As stated many times below, it's a good idea to get square with the IRS. I'm not sure if anyone actually answered your question though. If so, then pardon me.
I'm guessing your question is, can you buy a home if you have set up a payment plan with the IRS? I would (guess) the answer would be yes. As long as you file your taxes and are making good on what you owe I don't see that prohibiting a loan approval.
Please consult a mortgage lender for more accurate info.
Whatever you do though...Get right with your Uncle!!
Remax / Lakeland
Are you self employed? Have you saved your receipts and business expenses?
This would be the first step to know what you are up against.
I have an excellent one in Canton, if you want to email me your contact information.
Then you will know if you can find a home right away.
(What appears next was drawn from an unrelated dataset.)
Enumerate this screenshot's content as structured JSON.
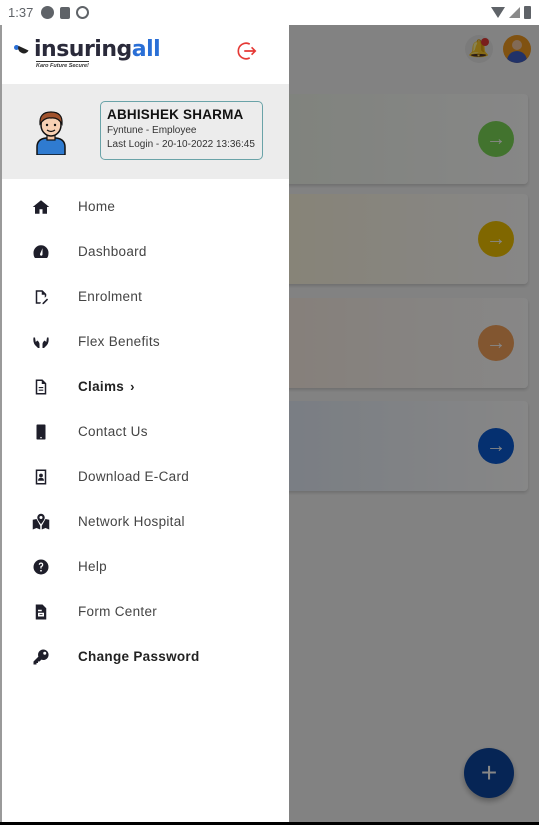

They will have to be filed before you can purchase as a lender will need to see them before loaning you money for a mortgage.
There are programs in Michigan that loan with a credit score of 659.
Tax returns are required with the standard income documentation when you apply for a loan. There is also a form called a 4506-T which you grant the bank the right to order a copy of your tax return directly from the IRS. Chances are, without tax returns on file, you're going to have a difficult time getting an underwriter to approve your loan.
I'm not an underwriter, and I can't approve or deny anyone, but I've done mortgages since 1998 and strongly suspect this would get caught along the way. Your best advice would be to meet with a lender and start the process, before you go looking at homes. If you apply for Pre-approval with your situation being clearly understood by your loan officer, you can find out for certain what the best solution will be.
Since filing and paying your taxes will likely be part of the solution, you can start this process right away to find out exactly what your liability will be.
That way the IRS will have something to attach a lien to when they find out you owe taxes.
You need to talk to a tax attorney tomorrow about your unpaid taxes. If you're income is $73,000 a year and you have had no withholding (which makes you self employed I would guess) the tax bite should be around 15 percent of your income - plus penalties.
And you can probably forget about getting a mortgage. If you don't have tax filings from the last two years to show your mortgage officer, you won't get a loan.
If you've made $144,600 over the last two years and haven't filed or paid any taxes, it's only a matter of time before you hear a knock at your door.
Also, any mortgage lender is going to request your income tax returns for the last two years.
Imagine their surprise when you tell them that you've not bothered with those pesky things.